Syed had his 1999 murder conviction overturned last month pending a new trial, after Baltimore prosecutors submitted a request claiming “the state no longer has confidence in the integrity of the conviction.”

State’s Attorney Marilyn Mosby said last month that her decision on Syed’s case hinged on pending DNA testing being conducted. Mosby said she was prepared to certify Syed’s innocence, if the testing came back exonerating Syed.


Breaking news: After the latest round of DNA testing generated results that, like previous rounds of testing, excluded Adnan Syed, he has now been formally exonerated!

— Laura Nirider (@LauraNirider) October 11, 2022

Baltimore Circuit Judge Melissa Phinn gave prosecutors 30 days from the date Syed’s convictions were vacated last month. Syed has been on house arrest while the state decided whether they’d drop his charges or retry him.

Victim’s family torn by Adnan Syed release

During last month’s hearing, the brother of Hae Min Lee, who was murdered in 1999, said he felt “blindsided” and “betrayed” by the prosecution. 

“It’s tough for me to swallow, especially for my mom,” Lee told the court on a call from California. “Everyday when I think it’s over…or it’s ended, it always comes back. It’s killing me. It’s really tough.”

Young Lee cont. says he trusts the courts and the justice system and that this motion blindsided him because he thought the prosecution was on his side. “I feel betrayed.” But adds that he’s “not against investigation.” “It’s tough for me to swallow, especially for my mom.”

— Lee Sanderlin (@LeeOSanderlin) September 19, 2022

Lee went on to say it is difficult for him and his family to now think that the person responsible for killing Hae Min could still be free.

Over the past year, prosecutors said they have discovered two alternative suspects in the 1999 murder, at least one of whom, was not disclosed to Syed’s defense in the original trial. Now it seems the state will move forward in its investigation of the two suspects.

Mike Creef is a fighter for equality and justice for all.
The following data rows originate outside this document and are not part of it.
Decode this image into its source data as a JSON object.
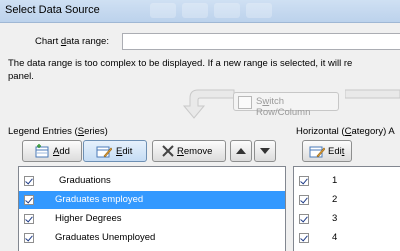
{
  "dialog": {
    "title": "Select Data Source",
    "chart_range_label_pre": "Chart ",
    "chart_range_label_key": "d",
    "chart_range_label_post": "ata range:",
    "chart_range_value": "",
    "message_line1": "The data range is too complex to be displayed. If a new range is selected, it will re",
    "message_line2": "panel.",
    "switch_pre": "S",
    "switch_key": "w",
    "switch_post": "itch Row/Column"
  },
  "legend": {
    "heading_pre": "Legend Entries (",
    "heading_key": "S",
    "heading_post": "eries)",
    "add_key": "A",
    "add_post": "dd",
    "edit_key": "E",
    "edit_post": "dit",
    "remove_key": "R",
    "remove_post": "emove",
    "items": [
      {
        "label": "Graduations",
        "checked": true,
        "selected": false
      },
      {
        "label": "Graduates employed",
        "checked": true,
        "selected": true
      },
      {
        "label": "Higher Degrees",
        "checked": true,
        "selected": false
      },
      {
        "label": "Graduates Unemployed",
        "checked": true,
        "selected": false
      }
    ]
  },
  "category": {
    "heading_pre": "Horizontal (",
    "heading_key": "C",
    "heading_post": "ategory) A",
    "edit_pre": "Edi",
    "edit_key": "t",
    "items": [
      {
        "label": "1",
        "checked": true
      },
      {
        "label": "2",
        "checked": true
      },
      {
        "label": "3",
        "checked": true
      },
      {
        "label": "4",
        "checked": true
      }
    ]
  },
  "colors": {
    "selection": "#3399ff",
    "title_bar": "#c6dbf1"
  }
}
Growing up bi-racial (Jamaican-American) on the east coast allowed him to experience many different cultures and beliefs that helped give him a...